# Activity:
Take from the records below each line that holds "value".

# Recorded data:
========

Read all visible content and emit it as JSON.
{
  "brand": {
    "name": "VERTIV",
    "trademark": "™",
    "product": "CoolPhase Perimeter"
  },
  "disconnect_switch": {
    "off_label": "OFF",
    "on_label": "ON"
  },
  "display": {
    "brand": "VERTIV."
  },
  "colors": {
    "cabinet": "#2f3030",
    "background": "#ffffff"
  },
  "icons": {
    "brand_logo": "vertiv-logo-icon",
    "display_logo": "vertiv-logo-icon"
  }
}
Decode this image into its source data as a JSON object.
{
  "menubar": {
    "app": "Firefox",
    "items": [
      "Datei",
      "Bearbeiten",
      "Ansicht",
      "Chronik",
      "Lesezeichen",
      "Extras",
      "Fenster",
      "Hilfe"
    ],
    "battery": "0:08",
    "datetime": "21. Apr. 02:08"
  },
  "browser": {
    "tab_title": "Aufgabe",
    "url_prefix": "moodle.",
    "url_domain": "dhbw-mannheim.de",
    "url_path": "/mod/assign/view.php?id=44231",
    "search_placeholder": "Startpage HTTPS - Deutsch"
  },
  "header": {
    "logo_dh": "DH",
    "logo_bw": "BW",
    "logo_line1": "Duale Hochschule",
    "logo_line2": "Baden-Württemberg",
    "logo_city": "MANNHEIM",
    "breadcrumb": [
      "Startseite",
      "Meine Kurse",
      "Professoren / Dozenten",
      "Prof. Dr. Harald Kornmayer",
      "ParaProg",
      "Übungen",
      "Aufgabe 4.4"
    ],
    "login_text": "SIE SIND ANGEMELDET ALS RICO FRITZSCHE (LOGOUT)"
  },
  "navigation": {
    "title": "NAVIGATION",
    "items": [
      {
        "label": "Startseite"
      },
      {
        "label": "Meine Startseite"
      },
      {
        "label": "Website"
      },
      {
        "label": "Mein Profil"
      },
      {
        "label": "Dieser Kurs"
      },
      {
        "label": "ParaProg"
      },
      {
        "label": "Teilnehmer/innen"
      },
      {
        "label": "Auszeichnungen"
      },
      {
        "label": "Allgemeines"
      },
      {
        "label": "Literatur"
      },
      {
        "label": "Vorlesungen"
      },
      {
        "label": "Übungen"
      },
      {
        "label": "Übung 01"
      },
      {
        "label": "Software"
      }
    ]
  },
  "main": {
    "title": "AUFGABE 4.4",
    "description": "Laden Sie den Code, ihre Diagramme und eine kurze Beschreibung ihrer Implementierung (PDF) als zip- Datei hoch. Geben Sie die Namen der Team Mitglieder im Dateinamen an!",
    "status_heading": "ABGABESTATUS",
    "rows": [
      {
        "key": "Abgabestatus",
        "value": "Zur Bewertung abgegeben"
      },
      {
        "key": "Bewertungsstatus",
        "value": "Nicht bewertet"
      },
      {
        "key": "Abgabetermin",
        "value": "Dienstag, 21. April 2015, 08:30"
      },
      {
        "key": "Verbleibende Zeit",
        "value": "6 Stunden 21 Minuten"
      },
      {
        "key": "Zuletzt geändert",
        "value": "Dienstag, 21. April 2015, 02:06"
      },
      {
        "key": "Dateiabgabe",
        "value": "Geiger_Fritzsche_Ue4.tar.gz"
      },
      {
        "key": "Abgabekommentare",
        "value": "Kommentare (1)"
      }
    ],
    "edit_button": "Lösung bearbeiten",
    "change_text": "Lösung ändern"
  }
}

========

# Result for this exercise:
        "value": "Zur Bewertung abgegeben"
        "value": "Nicht bewertet"
        "value": "Dienstag, 21. April 2015, 08:30"
        "value": "6 Stunden 21 Minuten"
        "value": "Dienstag, 21. April 2015, 02:06"
        "value": "Geiger_Fritzsche_Ue4.tar.gz"
        "value": "Kommentare (1)"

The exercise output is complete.